Lolo Jones 2012 Olympics: Results, Analysis and More
American track star Lolo Jones is looking for redemption in the form of a gold medal in London this summer.
The 29-year-old Iowa native had Olympic greatness in her sights in Beijing in 2008, pulling away from the field in the 100-meter hurdles, but a stumble on the second-to-last hurdle cost her a podium finish.
Four years later, the heartbreak of coming up short in China is driving Jones to medal in that very same event.
Although the competition will be tough, and the pressure will be tense, Jones has the opportunity to live up to the hype and realize her dreams in 2012.
Here we provide results and analysis on Lolo Jones' quest for a first Olympic medal.
*Times and Information Courtesy of NBCOlympics.com.
Women's 100-Meter Hurdles: Round 1
Michael Heiman/Getty Images
UPDATE: Monday, August 6 at 9:10 a.m. by Mike Hoag, Jr.
Lolo Jones impressed in the first round qualifier for women's 100-meter hurdles on Tuesday morning. She blew past the competition of her opening round heat and posted the second fasted times of the entire field (12.68).
First place went to defending world champion Sally Pearson of Australia. Pearson ran the fastest opening round in Olympics history in the 100-meter hurdles with a score of 12.57.
Third place, behind Jones, went to fellow countrywoman Kellis Wells. Wells finished just one-hundredth of a second after Jones (12.69).
Another American, Dawn Harper also qualified with a 12.75.
When: Monday, August 6 at 5:05 a.m. ET
Before Jones can land on the podium in London, she has to outlast some of the world's best hurdlers in the opening round of the women's 100-meter hurdles on Monday.
Teammates Dawn Harper and Kellie Wells promise to be strong competition throughout the 100-meter hurdles event, as well as Australian Sally Pearson. Pearson won silver in the event in Beijing and won gold at the 2011 World Championships.
In 2008, Jones was the fifth fastest in the preliminary round, finishing in a time of 12.71 seconds, winning her heat. The same will be expected of Jones in 2012, although she doesn't have to win if she brings home a solid time.
Women's 100-Meter Hurdles: Semifinals
Christian Petersen/Getty Images
When: Tuesday, August 7 at 2:15 p.m. ET
If Jones is fast enough in the preliminary round then she will move on with 15 other hurdlers in into the semifinals on Day 11.
Jones will race in one of two eight-hurdler semifinals that will send the top four finishers in each to the final less than two hours later.
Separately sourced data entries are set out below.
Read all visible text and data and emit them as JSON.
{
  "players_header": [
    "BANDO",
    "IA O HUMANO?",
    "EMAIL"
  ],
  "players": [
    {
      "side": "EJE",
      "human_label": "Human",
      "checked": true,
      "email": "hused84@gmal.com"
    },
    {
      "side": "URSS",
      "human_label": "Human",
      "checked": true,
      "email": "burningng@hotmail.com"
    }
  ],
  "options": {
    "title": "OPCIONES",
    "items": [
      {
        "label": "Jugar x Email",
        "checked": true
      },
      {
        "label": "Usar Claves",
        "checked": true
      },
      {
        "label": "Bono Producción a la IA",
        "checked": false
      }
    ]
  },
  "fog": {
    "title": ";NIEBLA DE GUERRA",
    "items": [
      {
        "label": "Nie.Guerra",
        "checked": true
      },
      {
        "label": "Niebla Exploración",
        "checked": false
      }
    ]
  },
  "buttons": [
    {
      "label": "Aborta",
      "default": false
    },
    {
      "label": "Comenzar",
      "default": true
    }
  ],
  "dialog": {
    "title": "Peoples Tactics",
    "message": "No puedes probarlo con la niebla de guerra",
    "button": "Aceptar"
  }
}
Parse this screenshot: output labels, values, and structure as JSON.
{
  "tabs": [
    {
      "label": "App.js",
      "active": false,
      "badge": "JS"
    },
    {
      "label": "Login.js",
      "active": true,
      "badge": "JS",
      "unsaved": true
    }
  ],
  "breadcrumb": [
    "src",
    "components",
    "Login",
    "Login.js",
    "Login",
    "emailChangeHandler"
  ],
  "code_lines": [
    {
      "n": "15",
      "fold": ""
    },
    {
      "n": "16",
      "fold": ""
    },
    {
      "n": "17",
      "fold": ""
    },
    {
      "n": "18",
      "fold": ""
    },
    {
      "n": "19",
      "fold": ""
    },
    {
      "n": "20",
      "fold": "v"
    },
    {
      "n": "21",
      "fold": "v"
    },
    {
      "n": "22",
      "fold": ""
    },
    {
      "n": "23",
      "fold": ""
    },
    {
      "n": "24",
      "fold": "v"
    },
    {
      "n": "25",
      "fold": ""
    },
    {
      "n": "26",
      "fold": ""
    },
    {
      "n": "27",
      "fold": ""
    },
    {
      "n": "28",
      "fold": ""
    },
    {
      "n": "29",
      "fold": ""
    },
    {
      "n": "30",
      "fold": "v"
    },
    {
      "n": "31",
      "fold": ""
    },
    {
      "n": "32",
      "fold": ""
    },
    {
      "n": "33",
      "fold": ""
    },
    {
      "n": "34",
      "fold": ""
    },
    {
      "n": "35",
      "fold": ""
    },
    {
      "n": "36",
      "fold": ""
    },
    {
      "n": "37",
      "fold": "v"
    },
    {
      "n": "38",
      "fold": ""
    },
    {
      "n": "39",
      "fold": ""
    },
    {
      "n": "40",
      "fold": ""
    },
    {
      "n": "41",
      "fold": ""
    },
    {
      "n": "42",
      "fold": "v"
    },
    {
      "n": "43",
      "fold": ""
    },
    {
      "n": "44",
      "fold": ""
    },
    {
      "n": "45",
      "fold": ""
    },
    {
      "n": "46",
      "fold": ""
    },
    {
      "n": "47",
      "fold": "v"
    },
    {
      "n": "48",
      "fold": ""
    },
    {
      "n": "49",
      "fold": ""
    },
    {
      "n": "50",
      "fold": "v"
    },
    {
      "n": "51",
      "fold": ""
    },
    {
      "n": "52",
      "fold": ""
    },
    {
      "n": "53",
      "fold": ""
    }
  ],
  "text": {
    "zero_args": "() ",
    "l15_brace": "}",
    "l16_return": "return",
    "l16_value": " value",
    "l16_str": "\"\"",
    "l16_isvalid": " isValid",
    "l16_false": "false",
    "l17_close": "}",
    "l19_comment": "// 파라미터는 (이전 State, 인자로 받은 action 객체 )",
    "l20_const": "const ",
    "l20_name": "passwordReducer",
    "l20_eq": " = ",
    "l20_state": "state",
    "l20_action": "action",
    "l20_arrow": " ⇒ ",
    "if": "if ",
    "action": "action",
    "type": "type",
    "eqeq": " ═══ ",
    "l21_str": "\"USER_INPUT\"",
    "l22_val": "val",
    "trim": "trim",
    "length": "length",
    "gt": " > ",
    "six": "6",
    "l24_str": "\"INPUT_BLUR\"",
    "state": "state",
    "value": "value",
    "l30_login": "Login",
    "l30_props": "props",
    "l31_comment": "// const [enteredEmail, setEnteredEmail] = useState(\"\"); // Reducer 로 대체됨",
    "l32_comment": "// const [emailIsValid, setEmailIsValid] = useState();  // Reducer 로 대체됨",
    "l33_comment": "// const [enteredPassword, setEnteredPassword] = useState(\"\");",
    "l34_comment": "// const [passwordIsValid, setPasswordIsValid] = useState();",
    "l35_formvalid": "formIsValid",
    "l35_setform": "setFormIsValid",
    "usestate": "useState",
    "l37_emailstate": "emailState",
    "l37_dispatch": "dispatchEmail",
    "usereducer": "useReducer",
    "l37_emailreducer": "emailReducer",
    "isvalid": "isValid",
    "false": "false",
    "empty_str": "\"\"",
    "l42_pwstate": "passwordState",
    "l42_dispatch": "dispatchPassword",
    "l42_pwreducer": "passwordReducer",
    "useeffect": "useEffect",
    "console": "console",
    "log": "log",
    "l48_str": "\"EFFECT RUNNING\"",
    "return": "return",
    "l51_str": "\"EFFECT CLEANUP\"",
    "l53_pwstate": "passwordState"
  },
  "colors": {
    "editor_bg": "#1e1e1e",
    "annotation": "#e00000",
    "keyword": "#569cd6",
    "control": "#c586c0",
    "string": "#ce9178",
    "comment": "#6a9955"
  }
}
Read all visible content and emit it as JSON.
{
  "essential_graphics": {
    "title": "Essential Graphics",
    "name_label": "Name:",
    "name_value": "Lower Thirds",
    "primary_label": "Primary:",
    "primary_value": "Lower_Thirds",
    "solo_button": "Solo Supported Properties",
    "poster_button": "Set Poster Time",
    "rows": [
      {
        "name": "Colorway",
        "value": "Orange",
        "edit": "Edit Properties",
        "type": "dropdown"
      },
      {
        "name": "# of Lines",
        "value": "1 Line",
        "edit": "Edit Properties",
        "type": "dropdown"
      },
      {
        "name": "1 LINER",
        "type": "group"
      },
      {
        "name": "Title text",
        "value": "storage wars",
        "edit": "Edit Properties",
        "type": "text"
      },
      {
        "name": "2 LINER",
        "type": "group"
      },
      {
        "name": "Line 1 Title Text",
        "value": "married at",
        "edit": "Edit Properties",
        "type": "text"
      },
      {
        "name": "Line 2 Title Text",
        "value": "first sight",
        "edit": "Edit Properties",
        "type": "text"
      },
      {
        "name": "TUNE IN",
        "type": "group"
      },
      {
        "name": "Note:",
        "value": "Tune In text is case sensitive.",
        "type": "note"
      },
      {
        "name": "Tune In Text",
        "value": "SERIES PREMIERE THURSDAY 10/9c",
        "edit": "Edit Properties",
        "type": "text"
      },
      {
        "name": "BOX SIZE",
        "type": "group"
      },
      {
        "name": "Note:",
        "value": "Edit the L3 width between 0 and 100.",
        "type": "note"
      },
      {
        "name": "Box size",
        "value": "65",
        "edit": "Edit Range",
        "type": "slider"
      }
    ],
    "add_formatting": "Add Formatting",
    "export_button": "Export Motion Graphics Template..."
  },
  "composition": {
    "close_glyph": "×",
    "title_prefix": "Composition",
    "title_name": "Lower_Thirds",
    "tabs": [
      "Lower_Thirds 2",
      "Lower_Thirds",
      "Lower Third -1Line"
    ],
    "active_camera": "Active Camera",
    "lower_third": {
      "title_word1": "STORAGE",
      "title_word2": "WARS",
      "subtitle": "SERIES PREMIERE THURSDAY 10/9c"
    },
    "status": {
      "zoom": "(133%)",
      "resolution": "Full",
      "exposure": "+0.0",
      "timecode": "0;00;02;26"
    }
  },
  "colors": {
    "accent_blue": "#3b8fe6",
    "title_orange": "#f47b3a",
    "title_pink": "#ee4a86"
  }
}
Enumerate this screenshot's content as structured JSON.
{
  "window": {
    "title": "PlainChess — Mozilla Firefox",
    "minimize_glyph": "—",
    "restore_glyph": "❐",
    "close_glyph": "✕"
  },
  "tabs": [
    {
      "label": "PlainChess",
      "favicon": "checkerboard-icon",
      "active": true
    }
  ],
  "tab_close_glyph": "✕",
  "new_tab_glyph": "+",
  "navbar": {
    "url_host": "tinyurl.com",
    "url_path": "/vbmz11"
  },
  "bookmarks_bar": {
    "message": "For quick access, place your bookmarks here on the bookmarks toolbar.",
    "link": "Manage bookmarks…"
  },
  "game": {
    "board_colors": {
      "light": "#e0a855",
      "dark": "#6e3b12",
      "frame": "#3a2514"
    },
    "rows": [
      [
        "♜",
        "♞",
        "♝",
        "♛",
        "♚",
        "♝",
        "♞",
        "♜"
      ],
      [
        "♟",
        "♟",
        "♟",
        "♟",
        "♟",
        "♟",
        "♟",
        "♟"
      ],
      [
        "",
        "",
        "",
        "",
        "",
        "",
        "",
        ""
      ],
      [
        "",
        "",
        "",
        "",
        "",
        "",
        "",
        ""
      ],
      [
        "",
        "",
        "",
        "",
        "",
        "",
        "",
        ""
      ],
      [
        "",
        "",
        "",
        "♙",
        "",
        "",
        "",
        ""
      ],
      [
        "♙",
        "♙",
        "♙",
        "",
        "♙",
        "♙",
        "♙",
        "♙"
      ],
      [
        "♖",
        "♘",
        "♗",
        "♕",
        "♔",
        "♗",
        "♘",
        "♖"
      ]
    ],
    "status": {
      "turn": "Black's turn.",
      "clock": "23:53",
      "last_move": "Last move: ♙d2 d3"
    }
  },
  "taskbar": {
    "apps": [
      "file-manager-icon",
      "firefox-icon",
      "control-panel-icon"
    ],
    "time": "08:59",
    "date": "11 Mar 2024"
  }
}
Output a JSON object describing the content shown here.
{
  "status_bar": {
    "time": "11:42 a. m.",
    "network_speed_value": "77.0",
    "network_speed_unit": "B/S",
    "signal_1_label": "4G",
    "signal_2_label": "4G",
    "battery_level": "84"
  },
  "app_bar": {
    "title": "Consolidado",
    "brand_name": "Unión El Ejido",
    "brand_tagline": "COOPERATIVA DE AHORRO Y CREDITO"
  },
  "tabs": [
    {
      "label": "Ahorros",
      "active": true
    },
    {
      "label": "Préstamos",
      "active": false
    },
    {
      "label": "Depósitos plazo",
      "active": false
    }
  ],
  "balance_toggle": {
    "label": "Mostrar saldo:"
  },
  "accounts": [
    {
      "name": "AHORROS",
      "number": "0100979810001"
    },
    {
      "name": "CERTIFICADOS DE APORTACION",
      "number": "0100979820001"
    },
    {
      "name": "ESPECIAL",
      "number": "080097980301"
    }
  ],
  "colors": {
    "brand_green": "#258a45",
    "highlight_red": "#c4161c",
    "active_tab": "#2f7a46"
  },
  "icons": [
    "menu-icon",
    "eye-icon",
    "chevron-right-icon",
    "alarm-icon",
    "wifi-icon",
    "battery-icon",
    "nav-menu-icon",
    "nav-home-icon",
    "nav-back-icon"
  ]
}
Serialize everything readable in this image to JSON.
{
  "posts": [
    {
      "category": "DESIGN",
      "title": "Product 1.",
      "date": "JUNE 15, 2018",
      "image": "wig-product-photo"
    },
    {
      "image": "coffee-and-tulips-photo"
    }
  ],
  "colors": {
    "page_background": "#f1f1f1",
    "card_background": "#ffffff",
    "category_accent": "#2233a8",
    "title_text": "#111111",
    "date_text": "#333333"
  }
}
Jones just has to be one of the eight fastest hurdlers in the world to race for a medal in Tuesday's final. In Beijing, Jones dominated the semifinals, finishing with the fastest time in the field, 12.43 seconds.
Women's 100-Meter Hurdles: Final
Christian Petersen/Getty Images
Update: Tuesday, August 7 at 4:10 p.m. ET
Lolo Jones placed fourth in the women's 100-meter hurdles on Tuesday, finishing with a time of 12.58 seconds.
Jones was edged by gold medal winner Sally Pearson of Great Britain (12.35 seconds) and fellow Americans Dawn Harper and Kellie Wells.
Jones actually posted a season best in the final, but Pearson set an Olympic record in the event and Harper and Wells each recorded personal bests.
Jones has nothing to be ashamed about in what was a high-quality final.
When: Tuesday, August 7 at 4 p.m. ET
If Lolo Jones can qualify and earn one of eight spots in the final, then all of her training and preparation will come full circle in the women's 100-meter hurdles final on Day 11.
Jones will have to erase all thoughts of the 2008 Summer Games out of her head and run the race she is more than capable of running.
In 2008, Jones' late stumble cost her gold and pushed her all the way back to seventh, finishing in a time of 12.72 seconds. With Harper and Pearson breathing down her neck once again this summer, Jones can ill-afford another mistake.
Although standing atop the podium with a silver or bronze medal clinched between her teeth wouldn't be a failure for Jones in 2012, anything less than gold would be disappointing for an athlete who has become the topic of conversation for every reason other then achieving Olympic success